How Activists Provoke Multilateral Action
In the 1980s, security forces and paramilitary organizations killed, abducted, or tortured an estimated 80,000 Salvadoran citizens. During this period, the government of Guatemala was responsible for the death or disappearance of more than 100,000 civilians, many of them indigenous peasants. But such abuses were curtailed when peace talks, largely motivated by international human rights activism, led to interventions by United Nations observers who raised the degree of respect for human rights within each nation.
These two cases are emblematic of many more in recent world events. Susan Burgerman here explains how international pressure can be effective in changing oppressive state behavior. Moral Victories includes a detailed comparative study of human rights abuses in El Salvador and Guatemala from 1980 to 1996, as well as a brief, focused examination of the situation in Cambodia from 1975 to 1992.
Moral Victories lays out the mechanisms by which the United Nations and transnational human rights activists have intervened in civil wars and successfully linked international peace and security with the promotion of human rights. The meaning of state sovereignty, defense of which had previously limited governments to unenforceable statements of opprobrium against violator nations, has changed over the past two decades to allow for more aggressive action in support of international moral standards. As a result, human rights have gained increasing importance in the arena of world politics.

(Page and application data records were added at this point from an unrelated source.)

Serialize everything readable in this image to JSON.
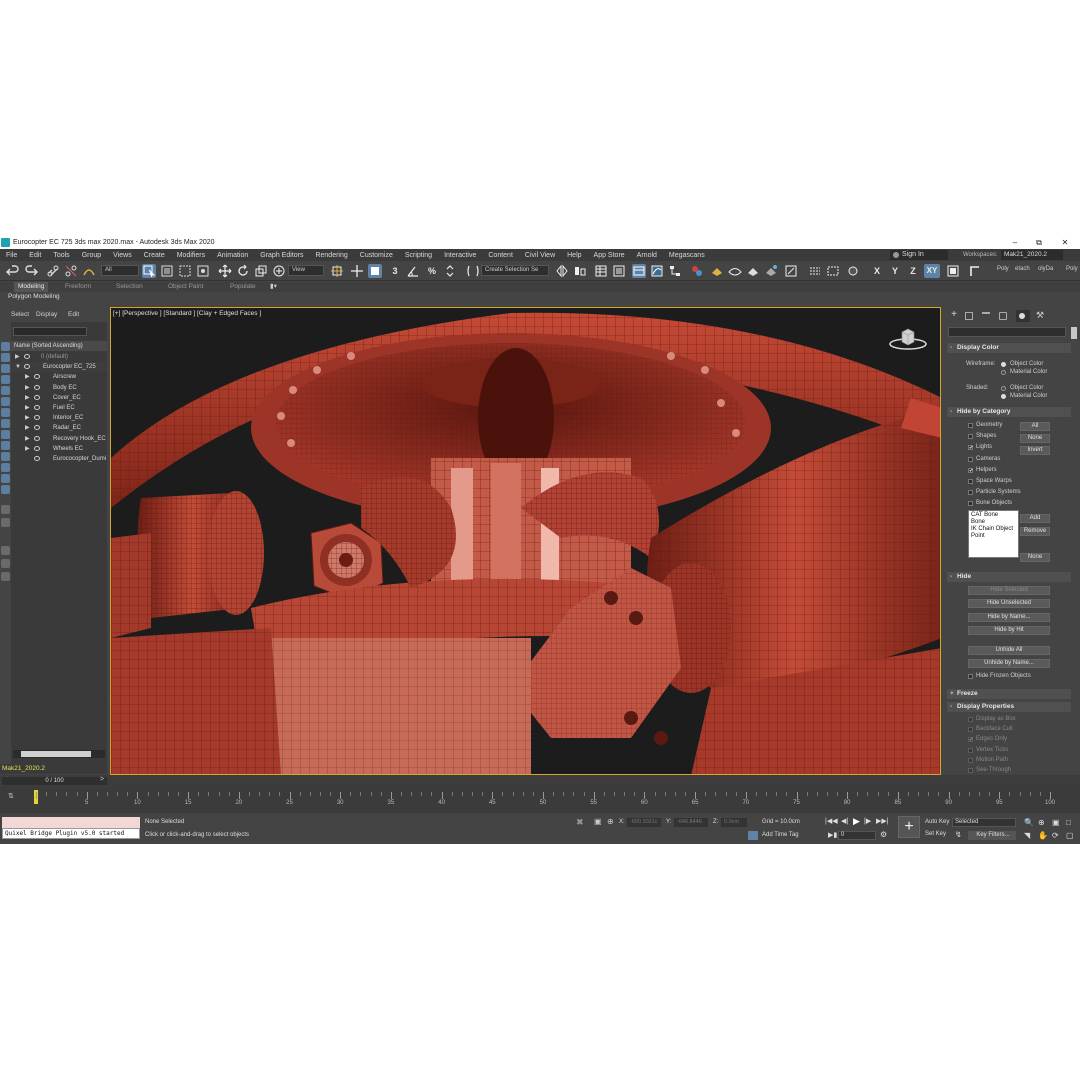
{
  "window": {
    "title": "Eurocopter EC 725 3ds max 2020.max - Autodesk 3ds Max 2020",
    "minimize": "–",
    "maximize": "⧉",
    "close": "✕"
  },
  "menu": {
    "items": [
      "File",
      "Edit",
      "Tools",
      "Group",
      "Views",
      "Create",
      "Modifiers",
      "Animation",
      "Graph Editors",
      "Rendering",
      "Customize",
      "Scripting",
      "Interactive",
      "Content",
      "Civil View",
      "Help",
      "App Store",
      "Arnold",
      "Megascans"
    ],
    "sign_in": "Sign In",
    "workspaces_label": "Workspaces:",
    "workspace_value": "Mak21_2020.2"
  },
  "toolbar": {
    "selection_filter": "All",
    "ref_coord": "View",
    "named_selection": "Create Selection Se",
    "axis_x": "X",
    "axis_y": "Y",
    "axis_z": "Z",
    "axis_xy": "XY",
    "extra_1": "Poly",
    "extra_2": "etach",
    "extra_3": "olyDa",
    "extra_4": "Poly"
  },
  "ribbon": {
    "tabs": [
      "Modeling",
      "Freeform",
      "Selection",
      "Object Paint",
      "Populate"
    ],
    "active_tab": "Modeling",
    "sub_label": "Polygon Modeling"
  },
  "explorer": {
    "menu": [
      "Select",
      "Display",
      "Edit"
    ],
    "header": "Name (Sorted Ascending)",
    "rows": [
      {
        "label": "0 (default)",
        "indent": 0,
        "dim": true,
        "arrow": "▶"
      },
      {
        "label": "Eurocopter EC_725",
        "indent": 0,
        "dim": false,
        "arrow": "▼"
      },
      {
        "label": "Airscrew",
        "indent": 1,
        "dim": false,
        "arrow": "▶"
      },
      {
        "label": "Body EC",
        "indent": 1,
        "dim": false,
        "arrow": "▶"
      },
      {
        "label": "Cover_EC",
        "indent": 1,
        "dim": false,
        "arrow": "▶"
      },
      {
        "label": "Fuel EC",
        "indent": 1,
        "dim": false,
        "arrow": "▶"
      },
      {
        "label": "Interior_EC",
        "indent": 1,
        "dim": false,
        "arrow": "▶"
      },
      {
        "label": "Radar_EC",
        "indent": 1,
        "dim": false,
        "arrow": "▶"
      },
      {
        "label": "Recovery Hook_EC",
        "indent": 1,
        "dim": false,
        "arrow": "▶"
      },
      {
        "label": "Wheels EC",
        "indent": 1,
        "dim": false,
        "arrow": "▶"
      },
      {
        "label": "Eurococopter_Dumi",
        "indent": 1,
        "dim": false,
        "arrow": ""
      }
    ],
    "layer": "Mak21_2020.2"
  },
  "viewport": {
    "label": "[+] [Perspective ] [Standard ] [Clay + Edged Faces ]"
  },
  "command_panel": {
    "display_color": {
      "title": "Display Color",
      "wireframe_label": "Wireframe:",
      "shaded_label": "Shaded:",
      "object_color": "Object Color",
      "material_color": "Material Color"
    },
    "hide_by_category": {
      "title": "Hide by Category",
      "items": [
        {
          "label": "Geometry",
          "checked": false
        },
        {
          "label": "Shapes",
          "checked": false
        },
        {
          "label": "Lights",
          "checked": true
        },
        {
          "label": "Cameras",
          "checked": false
        },
        {
          "label": "Helpers",
          "checked": true
        },
        {
          "label": "Space Warps",
          "checked": false
        },
        {
          "label": "Particle Systems",
          "checked": false
        },
        {
          "label": "Bone Objects",
          "checked": false
        }
      ],
      "btn_all": "All",
      "btn_none": "None",
      "btn_invert": "Invert",
      "list": [
        "CAT Bone",
        "Bone",
        "IK Chain Object",
        "Point"
      ],
      "btn_add": "Add",
      "btn_remove": "Remove",
      "btn_none2": "None"
    },
    "hide": {
      "title": "Hide",
      "buttons": [
        "Hide Selected",
        "Hide Unselected",
        "Hide by Name...",
        "Hide by Hit",
        "Unhide All",
        "Unhide by Name..."
      ],
      "hide_frozen": "Hide Frozen Objects"
    },
    "freeze": {
      "title": "Freeze"
    },
    "display_properties": {
      "title": "Display Properties",
      "items": [
        {
          "label": "Display as Box",
          "checked": false
        },
        {
          "label": "Backface Cull",
          "checked": false
        },
        {
          "label": "Edges Only",
          "checked": true
        },
        {
          "label": "Vertex Ticks",
          "checked": false
        },
        {
          "label": "Motion Path",
          "checked": false
        },
        {
          "label": "See-Through",
          "checked": false
        }
      ]
    }
  },
  "timeline": {
    "frame": "0 / 100",
    "ticks": [
      5,
      10,
      15,
      20,
      25,
      30,
      35,
      40,
      45,
      50,
      55,
      60,
      65,
      70,
      75,
      80,
      85,
      90,
      95,
      100
    ]
  },
  "status": {
    "maxscript_output": "Quixel Bridge Plugin v5.0 started",
    "selection": "None Selected",
    "prompt": "Click or click-and-drag to select objects",
    "x_label": "X:",
    "x_value": "-600.3021c",
    "y_label": "Y:",
    "y_value": "-646.8446",
    "z_label": "Z:",
    "z_value": "0.0cm",
    "grid": "Grid = 10.0cm",
    "add_time_tag": "Add Time Tag",
    "frame_field": "0",
    "auto_key": "Auto Key",
    "set_key": "Set Key",
    "key_mode": "Selected",
    "key_filters": "Key Filters..."
  },
  "colors": {
    "model_red": "#b03a2a",
    "viewport_border": "#d4a72c",
    "active_blue": "#5f83a8"
  }
}
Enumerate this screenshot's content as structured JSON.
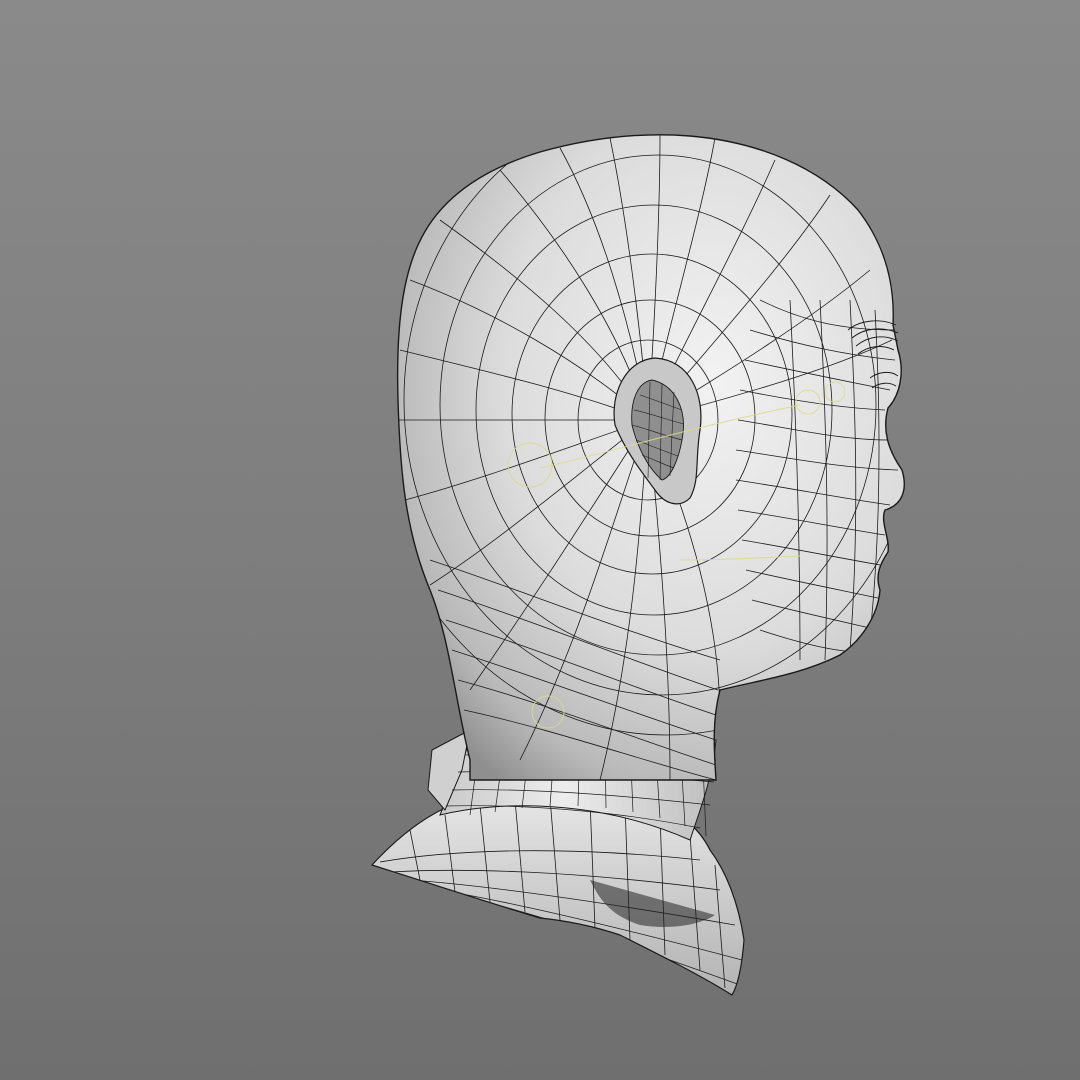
{
  "scene": {
    "subject": "head-wireframe-model",
    "background_color_top": "#8a8a8a",
    "background_color_bottom": "#6f6f6f",
    "mesh_fill_color": "#e6e6e6",
    "mesh_line_color": "#1a1a1a",
    "helper_curve_color": "#d8dc8a"
  }
}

While researching this book in Guatemala and El Salvador, Burgerman interviewed government officials, negotiators, analysts, and human rights workers, and accompanied UN observer teams in their travels through rainforests and mountainous terrain.